Because Mars’ two moons, Phobos and Deimos, are not made out of the same stuff Mars is! They formed significantly farther out in the Solar System, originating in the asteroid belt. Only a chance encounter with another body (probably Jupiter) flung them in to the inner Solar System, where they were gravitationally captured by the red planet!
If it happens for Mars from the asteroid belt, you may be wondering about that other, even bigger belt in our Solar System, and what the possibilities might be from there.
I refer, of course, to the Kuiper Belt, the band of leftover proto-planetesimals from the formation of our Solar System. These small, icy objects are only about a third the density of Earth, but are more dense than the gas giants that lie interior to them.
If the asteroids could be flung towards the inner, rocky worlds due to the gravitational influence from Jupiter, it stands to reason that these Kuiper Belt objects could similarly be flung inwards thanks to Neptune.

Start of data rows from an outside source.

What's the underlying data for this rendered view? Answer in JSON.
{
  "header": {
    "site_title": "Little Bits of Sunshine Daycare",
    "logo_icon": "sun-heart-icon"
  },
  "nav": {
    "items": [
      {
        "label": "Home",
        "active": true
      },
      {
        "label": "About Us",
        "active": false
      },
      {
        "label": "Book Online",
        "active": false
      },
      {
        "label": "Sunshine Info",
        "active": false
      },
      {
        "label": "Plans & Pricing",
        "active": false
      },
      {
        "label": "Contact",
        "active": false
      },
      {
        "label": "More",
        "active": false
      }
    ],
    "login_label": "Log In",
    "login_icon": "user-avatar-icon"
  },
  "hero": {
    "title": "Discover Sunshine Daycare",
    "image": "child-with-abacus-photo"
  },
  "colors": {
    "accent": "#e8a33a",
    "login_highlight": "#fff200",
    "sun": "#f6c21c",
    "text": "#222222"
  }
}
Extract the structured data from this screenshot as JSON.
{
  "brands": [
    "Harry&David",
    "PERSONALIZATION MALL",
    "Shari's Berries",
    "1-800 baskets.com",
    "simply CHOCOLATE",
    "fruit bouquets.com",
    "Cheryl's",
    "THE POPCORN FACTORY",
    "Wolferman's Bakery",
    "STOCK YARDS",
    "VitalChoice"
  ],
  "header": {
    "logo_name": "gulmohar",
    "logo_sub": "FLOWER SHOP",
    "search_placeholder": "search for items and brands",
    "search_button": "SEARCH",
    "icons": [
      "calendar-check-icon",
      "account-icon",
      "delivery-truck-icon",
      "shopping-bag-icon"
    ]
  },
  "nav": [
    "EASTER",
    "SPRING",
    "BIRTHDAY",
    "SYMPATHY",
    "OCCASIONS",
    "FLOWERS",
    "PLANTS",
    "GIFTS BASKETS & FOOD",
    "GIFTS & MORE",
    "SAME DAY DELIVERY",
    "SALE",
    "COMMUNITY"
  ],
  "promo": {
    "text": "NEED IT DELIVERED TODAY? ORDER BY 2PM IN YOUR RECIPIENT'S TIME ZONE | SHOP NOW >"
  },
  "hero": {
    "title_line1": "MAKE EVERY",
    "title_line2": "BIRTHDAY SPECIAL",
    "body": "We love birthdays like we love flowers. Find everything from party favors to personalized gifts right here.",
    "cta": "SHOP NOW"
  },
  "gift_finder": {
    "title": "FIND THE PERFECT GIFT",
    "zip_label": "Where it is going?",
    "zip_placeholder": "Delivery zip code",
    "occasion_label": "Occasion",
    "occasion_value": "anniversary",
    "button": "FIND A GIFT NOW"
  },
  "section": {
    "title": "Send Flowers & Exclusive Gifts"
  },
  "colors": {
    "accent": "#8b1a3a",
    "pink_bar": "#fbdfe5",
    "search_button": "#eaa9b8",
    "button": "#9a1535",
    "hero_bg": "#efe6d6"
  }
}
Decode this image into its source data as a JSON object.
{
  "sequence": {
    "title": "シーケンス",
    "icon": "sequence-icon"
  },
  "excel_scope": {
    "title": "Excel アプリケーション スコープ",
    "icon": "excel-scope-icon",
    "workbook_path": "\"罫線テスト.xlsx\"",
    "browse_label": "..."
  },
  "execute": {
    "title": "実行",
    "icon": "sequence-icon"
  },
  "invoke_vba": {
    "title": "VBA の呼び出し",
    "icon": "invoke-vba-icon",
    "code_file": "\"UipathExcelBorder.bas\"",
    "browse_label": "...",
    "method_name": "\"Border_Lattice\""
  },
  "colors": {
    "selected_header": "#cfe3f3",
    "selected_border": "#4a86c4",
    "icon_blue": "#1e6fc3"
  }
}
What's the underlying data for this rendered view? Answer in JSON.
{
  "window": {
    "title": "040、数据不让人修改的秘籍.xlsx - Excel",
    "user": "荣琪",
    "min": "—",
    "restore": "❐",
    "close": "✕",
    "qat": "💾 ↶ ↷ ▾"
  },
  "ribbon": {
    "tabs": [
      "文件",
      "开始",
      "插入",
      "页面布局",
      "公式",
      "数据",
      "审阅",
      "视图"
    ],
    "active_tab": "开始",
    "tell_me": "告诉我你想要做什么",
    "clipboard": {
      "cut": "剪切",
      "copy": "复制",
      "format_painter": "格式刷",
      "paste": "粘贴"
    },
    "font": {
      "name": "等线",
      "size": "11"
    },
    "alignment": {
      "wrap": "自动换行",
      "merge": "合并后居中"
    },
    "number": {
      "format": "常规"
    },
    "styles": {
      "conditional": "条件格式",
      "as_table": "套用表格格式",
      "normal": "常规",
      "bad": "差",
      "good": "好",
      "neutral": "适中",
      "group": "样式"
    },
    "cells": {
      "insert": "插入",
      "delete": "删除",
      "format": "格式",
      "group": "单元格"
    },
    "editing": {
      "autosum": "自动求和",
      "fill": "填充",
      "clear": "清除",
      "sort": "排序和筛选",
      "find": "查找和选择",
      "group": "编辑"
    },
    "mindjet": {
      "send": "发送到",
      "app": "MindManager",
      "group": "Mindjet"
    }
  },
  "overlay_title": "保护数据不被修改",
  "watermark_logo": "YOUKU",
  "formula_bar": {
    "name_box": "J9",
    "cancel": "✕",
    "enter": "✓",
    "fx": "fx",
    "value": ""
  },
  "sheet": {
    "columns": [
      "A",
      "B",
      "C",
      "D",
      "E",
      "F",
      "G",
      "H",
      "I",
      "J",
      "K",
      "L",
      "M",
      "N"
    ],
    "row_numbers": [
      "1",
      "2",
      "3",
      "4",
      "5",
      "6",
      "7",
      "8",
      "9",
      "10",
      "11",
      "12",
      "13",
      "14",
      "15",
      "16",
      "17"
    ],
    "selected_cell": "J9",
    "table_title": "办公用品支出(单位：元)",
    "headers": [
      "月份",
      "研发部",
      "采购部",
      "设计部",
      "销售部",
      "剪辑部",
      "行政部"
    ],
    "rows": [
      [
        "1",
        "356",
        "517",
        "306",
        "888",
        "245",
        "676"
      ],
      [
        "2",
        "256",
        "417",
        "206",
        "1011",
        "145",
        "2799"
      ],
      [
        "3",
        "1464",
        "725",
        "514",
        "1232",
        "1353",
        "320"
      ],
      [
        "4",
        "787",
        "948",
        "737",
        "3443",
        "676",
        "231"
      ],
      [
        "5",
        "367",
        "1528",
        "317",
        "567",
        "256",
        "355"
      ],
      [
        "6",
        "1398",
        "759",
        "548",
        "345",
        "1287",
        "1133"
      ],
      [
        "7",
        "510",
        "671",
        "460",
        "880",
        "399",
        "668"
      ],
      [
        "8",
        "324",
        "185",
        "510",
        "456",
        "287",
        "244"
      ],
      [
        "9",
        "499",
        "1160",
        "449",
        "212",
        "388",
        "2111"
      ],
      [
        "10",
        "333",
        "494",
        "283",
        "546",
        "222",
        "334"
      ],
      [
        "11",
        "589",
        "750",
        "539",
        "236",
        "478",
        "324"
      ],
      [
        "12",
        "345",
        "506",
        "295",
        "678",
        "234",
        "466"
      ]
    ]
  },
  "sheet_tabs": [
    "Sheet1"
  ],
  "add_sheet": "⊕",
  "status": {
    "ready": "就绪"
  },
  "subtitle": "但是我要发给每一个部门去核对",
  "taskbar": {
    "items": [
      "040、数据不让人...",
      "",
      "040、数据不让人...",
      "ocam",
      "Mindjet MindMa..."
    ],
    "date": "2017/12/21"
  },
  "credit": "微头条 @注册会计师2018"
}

There are some dead giveaways that your object isn’t from the same part of the Solar System as its initial planet is. There’s the elemental composition / density argument, of course, but simply via random chance, 50% of these objects that get captured will wind up revolving around their planet the wrong way. One obvious guy like this is Neptune’s largest moon, Triton.
Triton is maybe the easiest one; he’s so large that if he were still in the Kuiper belt, he’d be the largest object there, dwarfing (burn!) both Pluto and Eris!
But there are others, elsewhere, that don’t quite look like they belong. And a Saturnian mystery may, in fact, be on the cusp of being solved thanks to this idea.
This is Iapetus, one of Saturn’s moons, looking like it always does: like it came out on the wrong side of a trip through the mud. Iapetus does all the moon-like things correctly: it revolves the right way around Saturn, it’s got the right density for its spot in the Solar System, its surface is even made of the same elements — as far as we can tell — as it ought to be.
Except for that muddy mess that discolors one of its face. What’s going on here? It turns out Iapetus isn’t alone.
A giant, diffuse outer ring, well beyond the Saturnian rings you’re used to, pollutes Iapetus’ orbit. As the tidally-locked moon speeds around Saturn, these grains from the ring smack into Iapetus, discoloring it like billions of bugs on a windshield.
The question, of course, is where did this ring come from? Because it isn’t Saturn. The answer is much more fun than that!
Say hello to Phoebe, Saturn’s very suspicious moon, located in the same vicinity as both this outermost ring and Iapetus. Phoebe is full of craters, a different color and elemental composition than the other moons, and — this is a big and — it revolves around Saturn the wrong way!
In other words, this outsider came all the way from the Kuiper Belt to become a moon of Saturn! And the journey was no picnic for Phoebe, either.
Those craters on its surface are from a lifetime of bombardment! The once-spherical Phoebe has lost a lot of its mass, and that’s almost certainly where the material that makes up both the outermost ring and the diffuse discoloring of Iapetus comes from!
Let this be a lesson to all of you: if you want to be adopted by another planet, make sure you orbit the same direction as everything else! In the meantime, know that objects from the asteroid belt or Kuiper Belt could come in at any time, and could even become our planet’s next additional moon!